Bonnet Roofs Explained

Published: Nov. 19, 2018

A bonnet roof features a double slope on all four of its sides. The lower slope is less steep and more angular than the upper slope and extends over an open-sided raised porch. The design of the roof offers great shade and protection. The roof’s design is an opposite to the standard mansard roof due to its upper slope being far steeper than the bottom slope. Bonnet roofs are also known as a kicked-eaves roof. Kicked eaves are a roof enhancement that gives the home a visor effect. Modified gable roof, modified hip roof and a belcote roof are also common names for a bonnet roof. Bonnet roofs are generally seen on homes that have porches around the perimeter of the building.

History of Bonnet Roofs

Bonnet roofs date back to the 1700s. At the time, Polish and German people built their greenhouses with bonnet style roofs. These roofs helped protect the plants. The bonnet roof also gained popularity in the 1700s due to the influence of the Creole architecture around the Mississippi River area. Despite having a long history, bonnet roofs are still popular and can be found on ranch houses, cottages and mountain retreats. Although bonnet roofs were not commonly used in modern architecture, they can still be seen on modern homes too. Bonnet roofs are mainly found in the French Vernacular and can also be found in the Louisiana region.


Constructing a bonnet roof is comparatively challenging as compared to other roof styles. The complex design also adds cost. Specially designed trusses need to be put into place and the process needs to be done accurately to ensure safety and durability.
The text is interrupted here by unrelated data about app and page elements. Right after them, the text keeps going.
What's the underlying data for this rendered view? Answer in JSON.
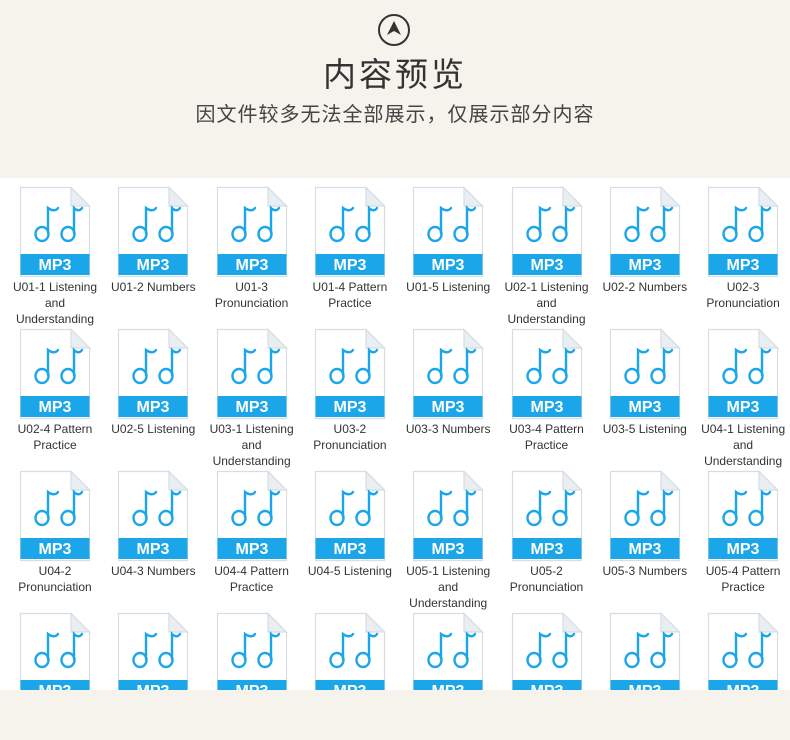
{
  "header": {
    "logo_icon": "arrow-up-circle-icon",
    "title": "内容预览",
    "subtitle": "因文件较多无法全部展示，仅展示部分内容"
  },
  "file_icon": {
    "badge": "MP3",
    "accent": "#1aa6e8",
    "icon": "music-notes-icon"
  },
  "files": [
    "U01-1 Listening and Understanding",
    "U01-2 Numbers",
    "U01-3 Pronunciation",
    "U01-4 Pattern Practice",
    "U01-5 Listening",
    "U02-1 Listening and Understanding",
    "U02-2 Numbers",
    "U02-3 Pronunciation",
    "U02-4 Pattern Practice",
    "U02-5 Listening",
    "U03-1 Listening and Understanding",
    "U03-2 Pronunciation",
    "U03-3 Numbers",
    "U03-4 Pattern Practice",
    "U03-5 Listening",
    "U04-1 Listening and Understanding",
    "U04-2 Pronunciation",
    "U04-3 Numbers",
    "U04-4 Pattern Practice",
    "U04-5 Listening",
    "U05-1 Listening and Understanding",
    "U05-2 Pronunciation",
    "U05-3 Numbers",
    "U05-4 Pattern Practice",
    "",
    "",
    "",
    "",
    "",
    "",
    "",
    ""
  ]
}
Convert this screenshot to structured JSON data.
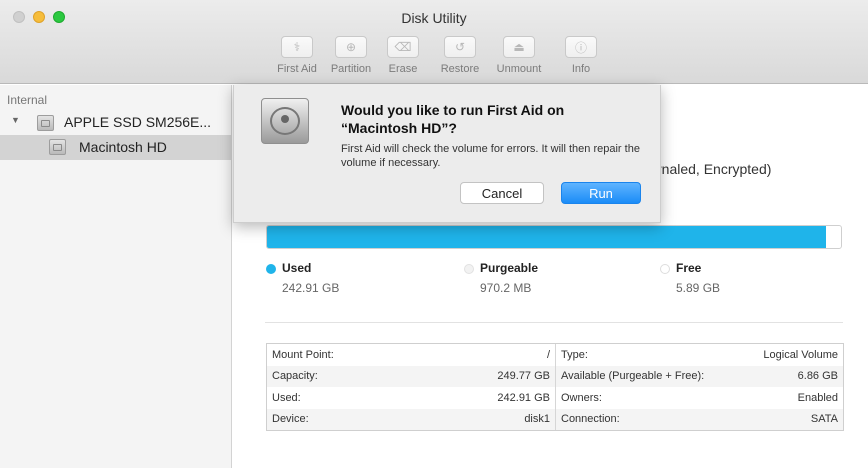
{
  "window": {
    "title": "Disk Utility"
  },
  "toolbar": {
    "items": [
      {
        "label": "First Aid",
        "icon": "stethoscope-icon",
        "glyph": "⚕"
      },
      {
        "label": "Partition",
        "icon": "partition-icon",
        "glyph": "⊕"
      },
      {
        "label": "Erase",
        "icon": "erase-icon",
        "glyph": "⌫"
      },
      {
        "label": "Restore",
        "icon": "restore-icon",
        "glyph": "↺"
      },
      {
        "label": "Unmount",
        "icon": "unmount-icon",
        "glyph": "⏏"
      },
      {
        "label": "Info",
        "icon": "info-icon",
        "glyph": "ⓘ"
      }
    ]
  },
  "sidebar": {
    "section": "Internal",
    "disk": {
      "name": "APPLE SSD SM256E...",
      "icon": "hard-disk-icon"
    },
    "volume": {
      "name": "Macintosh HD",
      "icon": "hard-disk-icon",
      "selected": true
    }
  },
  "main": {
    "header_partial": "rnaled, Encrypted)",
    "usage": {
      "used_fraction": 0.974,
      "used_color": "#1fb4ea",
      "legend": [
        {
          "title": "Used",
          "value": "242.91 GB",
          "color": "#1fb4ea"
        },
        {
          "title": "Purgeable",
          "value": "970.2 MB",
          "color": "#f2f2f2"
        },
        {
          "title": "Free",
          "value": "5.89 GB",
          "color": "#ffffff"
        }
      ]
    },
    "info_rows": [
      {
        "l_label": "Mount Point:",
        "l_value": "/",
        "r_label": "Type:",
        "r_value": "Logical Volume"
      },
      {
        "l_label": "Capacity:",
        "l_value": "249.77 GB",
        "r_label": "Available (Purgeable + Free):",
        "r_value": "6.86 GB"
      },
      {
        "l_label": "Used:",
        "l_value": "242.91 GB",
        "r_label": "Owners:",
        "r_value": "Enabled"
      },
      {
        "l_label": "Device:",
        "l_value": "disk1",
        "r_label": "Connection:",
        "r_value": "SATA"
      }
    ]
  },
  "dialog": {
    "title": "Would you like to run First Aid on “Macintosh HD”?",
    "message": "First Aid will check the volume for errors. It will then repair the volume if necessary.",
    "cancel_label": "Cancel",
    "run_label": "Run",
    "accent": "#1b8cf7"
  }
}
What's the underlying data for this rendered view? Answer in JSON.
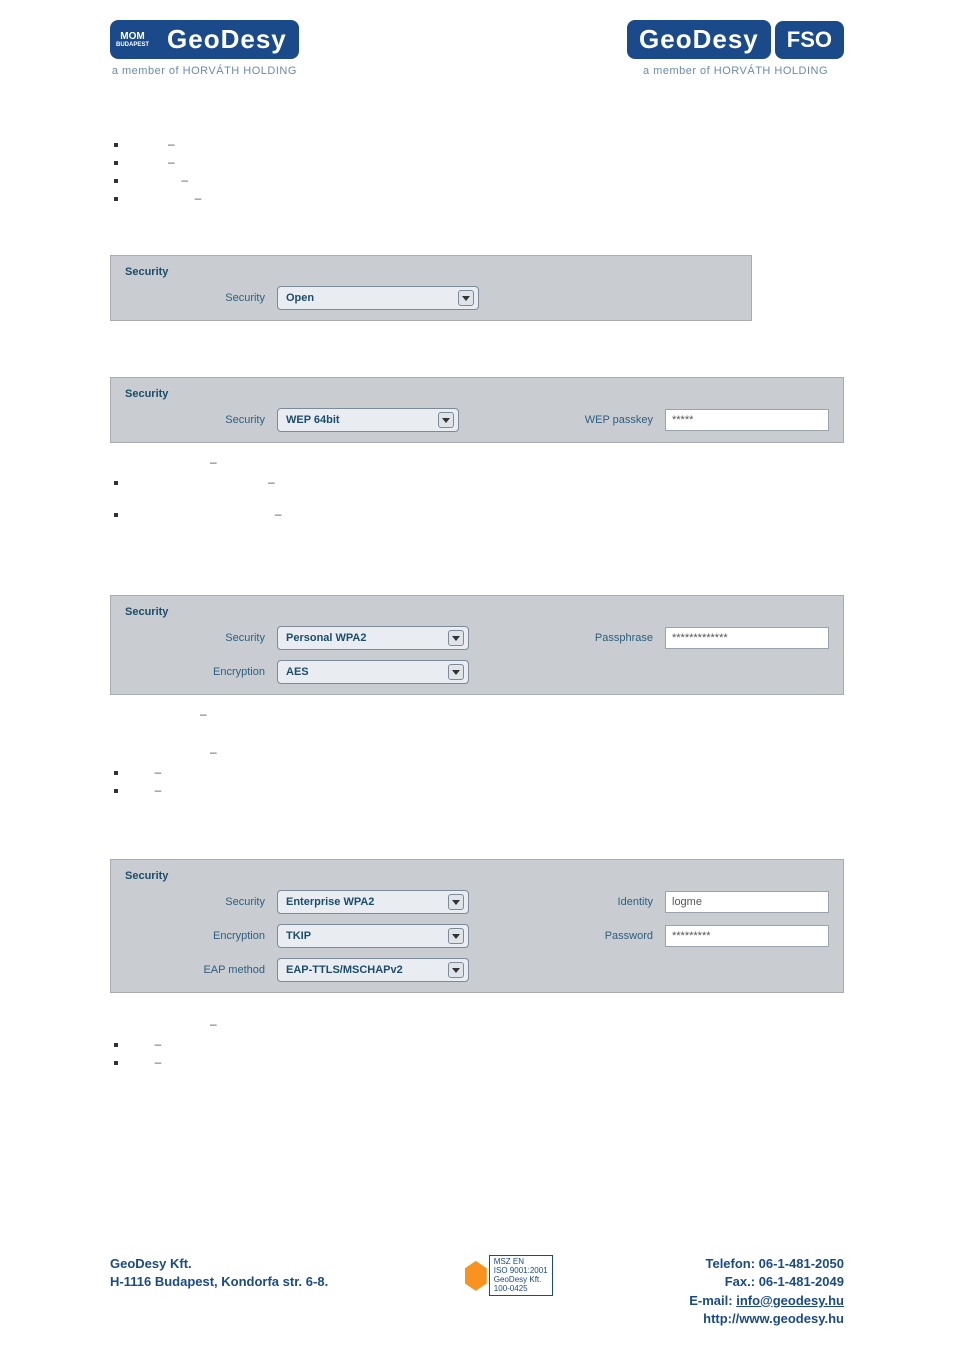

Different from a traditional hip roof, the bonnet roof has a vertical triangle above the hipped end. The construction makes use of a compound truss at the bonnet position. The compound truss supports the mono-pitch trusses. In some bonnet roofs, the roof is supported by using timbers on the gable end of the roof.

How Long do They Last?

Bonnet roofs can be made from shingles, metal as well as natural stone. The lifespan of bonnet roofs depends on the materials used as well as the quality of labor work and requirements of the customer. Most residential homes with bonnet roofs are covered with asphalt shingles. However, asphalt shingles are not the best option when it comes to durability and low maintenance. For those wanting to get the most out of their bonnet roofs, covering the roof with metal is highly recommended and can last the lifetime of the building. Though metal roofing costs more than wood shakes and asphalt shingles, it all pays off in the long run.


  • Suitable for High-Wind Areas:

Areas prone to high winds and hurricanes are ideal for the installation of bonnet roofs. In comparison to gable roofs, bonnet roofs are less likely to get damaged and torn off due to wind pressure.

  • Better Protection:

Low-sloped sides of bonnet roofs protect the building from the harmful rays of the sun as well as from water damage. The low-sloped sides assist in keeping the house and the porch area cool in the warm weather.

  • Extra Living Space:

The upper slope of the bonnet roof offers additional living space that can be utilized into a small attic. Side windows and dormers can also be used for extra lighting.

  • Gutter Installation:

The design of a bonnet roof proves favorable for gutter installation and makes it easy for the builder.


  • Increased Costs:

Bonnet roofs require additional building materials like trusses that add to the material and installation costs.

  • Maintenance Issues:

Water can easily run off the slopes of a bonnet roof, however, valleys can be formed at the intersection of the two slopes. Extra precaution is required to waterproof these areas during construction of the roof.

  • Not for Everyone:

Bonnet roofs have a distinct look that is not for everyone. Modern architecture enthusiasts may find the design of a bonnet roof to be a bit outdated.

Variations of Bonnet Roofs

Pyramid Hip Roof:

In a pyramid hip roof, all four sides of the roof are triangular and equal. The four triangles join up to a single point to form the pyramid shape of the roof.

Simple Hip Roof:

In a simple hip roof, all sides of the roof slope downwards to the walls. These roofs are perfect for buildings that have two sides longer in length compared to the other sides.

Dutch Gable Hip Roof:

A hybrid design of a hip roof and a gable roof is called the Dutch gable hip roof. This type of roof has a small gable at the top of the hip roof.

Crossed Hip Roof:

A cross hipped roof is formed by merging two hipped roof buildings together. The roof has two intersecting hip sections that are perpendicular to each other.


The price of bonnet roof varies according to the requirements of the customer. Factors influencing the cost include the size of the roof, materials required as well as installation and maintenance costs. Bonnet roofs made of metal cost more but work out to be almost maintenance-free since they offer increased durability and stability to the building. Metal also helps seal out water and offers protection against fire.